● Work required
Your task is to retype every entry exactly while omitting the pictures.

※

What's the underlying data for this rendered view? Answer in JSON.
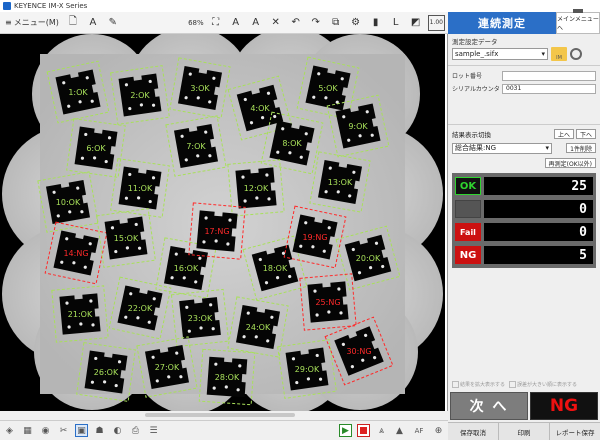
{
  "window": {
    "title": "KEYENCE IM-X Series"
  },
  "toolbar": {
    "menu_label": "メニュー(M)",
    "zoom": "68%",
    "scale_value": "1.00"
  },
  "panel": {
    "header_title": "連続測定",
    "menu_button": "メインメニューへ",
    "setting_data_label": "測定設定データ",
    "file_name": "sample_.sifx",
    "folder_tag": "IM",
    "lot_label": "ロット番号",
    "lot_value": "",
    "serial_label": "シリアルカウンタ",
    "serial_value": "0031",
    "result_switch_label": "結果表示切換",
    "up_btn": "上へ",
    "down_btn": "下へ",
    "result_select": "総合結果:NG",
    "delete_btn": "1件削除",
    "remeasure_btn": "再測定(OK以外)",
    "counts": [
      {
        "badge": "OK",
        "kind": "ok",
        "value": "25"
      },
      {
        "badge": "",
        "kind": "none",
        "value": "0"
      },
      {
        "badge": "Fail",
        "kind": "fail",
        "value": "0"
      },
      {
        "badge": "NG",
        "kind": "ng",
        "value": "5"
      }
    ],
    "check_enlarge": "結果を拡大表示する",
    "check_large_error": "誤差が大きい順に表示する",
    "next_button": "次 へ",
    "overall_result": "NG",
    "footer": [
      "保存取消",
      "印刷",
      "レポート保存"
    ]
  },
  "colors": {
    "ok": "#a8e05a",
    "ng": "#ff2a2a",
    "accent": "#2b6fc7"
  },
  "parts": [
    {
      "label": "1:OK",
      "status": "ok"
    },
    {
      "label": "2:OK",
      "status": "ok"
    },
    {
      "label": "3:OK",
      "status": "ok"
    },
    {
      "label": "4:OK",
      "status": "ok"
    },
    {
      "label": "5:OK",
      "status": "ok"
    },
    {
      "label": "6:OK",
      "status": "ok"
    },
    {
      "label": "7:OK",
      "status": "ok"
    },
    {
      "label": "8:OK",
      "status": "ok"
    },
    {
      "label": "9:OK",
      "status": "ok"
    },
    {
      "label": "10:OK",
      "status": "ok"
    },
    {
      "label": "11:OK",
      "status": "ok"
    },
    {
      "label": "12:OK",
      "status": "ok"
    },
    {
      "label": "13:OK",
      "status": "ok"
    },
    {
      "label": "14:NG",
      "status": "ng"
    },
    {
      "label": "15:OK",
      "status": "ok"
    },
    {
      "label": "16:OK",
      "status": "ok"
    },
    {
      "label": "17:NG",
      "status": "ng"
    },
    {
      "label": "18:OK",
      "status": "ok"
    },
    {
      "label": "19:NG",
      "status": "ng"
    },
    {
      "label": "20:OK",
      "status": "ok"
    },
    {
      "label": "21:OK",
      "status": "ok"
    },
    {
      "label": "22:OK",
      "status": "ok"
    },
    {
      "label": "23:OK",
      "status": "ok"
    },
    {
      "label": "24:OK",
      "status": "ok"
    },
    {
      "label": "25:NG",
      "status": "ng"
    },
    {
      "label": "26:OK",
      "status": "ok"
    },
    {
      "label": "27:OK",
      "status": "ok"
    },
    {
      "label": "28:OK",
      "status": "ok"
    },
    {
      "label": "29:OK",
      "status": "ok"
    },
    {
      "label": "30:NG",
      "status": "ng"
    }
  ]
}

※

● Completed task
What's the underlying data for this rendered view? Answer in JSON.
{
  "window": {
    "title": "KEYENCE IM-X Series"
  },
  "toolbar": {
    "menu_label": "メニュー(M)",
    "zoom": "68%",
    "scale_value": "1.00"
  },
  "panel": {
    "header_title": "連続測定",
    "menu_button": "メインメニューへ",
    "setting_data_label": "測定設定データ",
    "file_name": "sample_.sifx",
    "folder_tag": "IM",
    "lot_label": "ロット番号",
    "lot_value": "",
    "serial_label": "シリアルカウンタ",
    "serial_value": "0031",
    "result_switch_label": "結果表示切換",
    "up_btn": "上へ",
    "down_btn": "下へ",
    "result_select": "総合結果:NG",
    "delete_btn": "1件削除",
    "remeasure_btn": "再測定(OK以外)",
    "counts": [
      {
        "badge": "OK",
        "kind": "ok",
        "value": "25"
      },
      {
        "badge": "",
        "kind": "none",
        "value": "0"
      },
      {
        "badge": "Fail",
        "kind": "fail",
        "value": "0"
      },
      {
        "badge": "NG",
        "kind": "ng",
        "value": "5"
      }
    ],
    "check_enlarge": "結果を拡大表示する",
    "check_large_error": "誤差が大きい順に表示する",
    "next_button": "次 へ",
    "overall_result": "NG",
    "footer": [
      "保存取消",
      "印刷",
      "レポート保存"
    ]
  },
  "colors": {
    "ok": "#a8e05a",
    "ng": "#ff2a2a",
    "accent": "#2b6fc7"
  },
  "parts": [
    {
      "label": "1:OK",
      "status": "ok"
    },
    {
      "label": "2:OK",
      "status": "ok"
    },
    {
      "label": "3:OK",
      "status": "ok"
    },
    {
      "label": "4:OK",
      "status": "ok"
    },
    {
      "label": "5:OK",
      "status": "ok"
    },
    {
      "label": "6:OK",
      "status": "ok"
    },
    {
      "label": "7:OK",
      "status": "ok"
    },
    {
      "label": "8:OK",
      "status": "ok"
    },
    {
      "label": "9:OK",
      "status": "ok"
    },
    {
      "label": "10:OK",
      "status": "ok"
    },
    {
      "label": "11:OK",
      "status": "ok"
    },
    {
      "label": "12:OK",
      "status": "ok"
    },
    {
      "label": "13:OK",
      "status": "ok"
    },
    {
      "label": "14:NG",
      "status": "ng"
    },
    {
      "label": "15:OK",
      "status": "ok"
    },
    {
      "label": "16:OK",
      "status": "ok"
    },
    {
      "label": "17:NG",
      "status": "ng"
    },
    {
      "label": "18:OK",
      "status": "ok"
    },
    {
      "label": "19:NG",
      "status": "ng"
    },
    {
      "label": "20:OK",
      "status": "ok"
    },
    {
      "label": "21:OK",
      "status": "ok"
    },
    {
      "label": "22:OK",
      "status": "ok"
    },
    {
      "label": "23:OK",
      "status": "ok"
    },
    {
      "label": "24:OK",
      "status": "ok"
    },
    {
      "label": "25:NG",
      "status": "ng"
    },
    {
      "label": "26:OK",
      "status": "ok"
    },
    {
      "label": "27:OK",
      "status": "ok"
    },
    {
      "label": "28:OK",
      "status": "ok"
    },
    {
      "label": "29:OK",
      "status": "ok"
    },
    {
      "label": "30:NG",
      "status": "ng"
    }
  ]
}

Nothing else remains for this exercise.